Silver Charm, due to be partnered by Gary Stevens, will have 10 opponents, including four of the first seven home in the Arc, in the $4m (pounds 2.m) 10- furlong Group One contest; his compatriots Behrens - whose jockey Jerry Bailey has ridden both the previous winners - and Malek; the Sheikh's locally trained Godolphin pair Predappio, second favourite on the strength of his progressive form and local knowledge, and Swain; Loup Sauvage from France; Ireland's reliable Oscar Schindler; the up-and-coming Germans Oxalagu and Borgia; the ubiquitous globetrotter Luso, Britain's sole representative; and the rank outsider from Japan, Kyoto City. Peintre Celebre apart, and the race was never on his schedule, it is as representative a field of older horses as could be mustered from Europe. But dirt runners from the States have had an overwhelming advantage so far.

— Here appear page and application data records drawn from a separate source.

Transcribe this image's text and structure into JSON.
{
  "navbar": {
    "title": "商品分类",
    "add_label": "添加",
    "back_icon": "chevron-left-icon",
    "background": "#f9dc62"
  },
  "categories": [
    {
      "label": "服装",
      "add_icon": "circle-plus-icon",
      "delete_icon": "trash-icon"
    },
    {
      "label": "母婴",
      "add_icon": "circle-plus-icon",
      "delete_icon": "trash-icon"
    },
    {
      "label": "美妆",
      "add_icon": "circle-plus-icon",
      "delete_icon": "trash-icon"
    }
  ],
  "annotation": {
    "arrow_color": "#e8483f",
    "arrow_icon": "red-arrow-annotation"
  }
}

Closer to home, attention switches to Flat racing this week as Doncaster stages the traditional launch of the turf season, but what the Lincoln Handicap lacks in glamour it makes up for in history. Saturday's running of the mile cavalry charge will be the 145th, but a new twist to a race often decided by the luck of the draw will be that connections will be able to choose their own stall in an order decided by ballot at a public ceremony on Tuesday.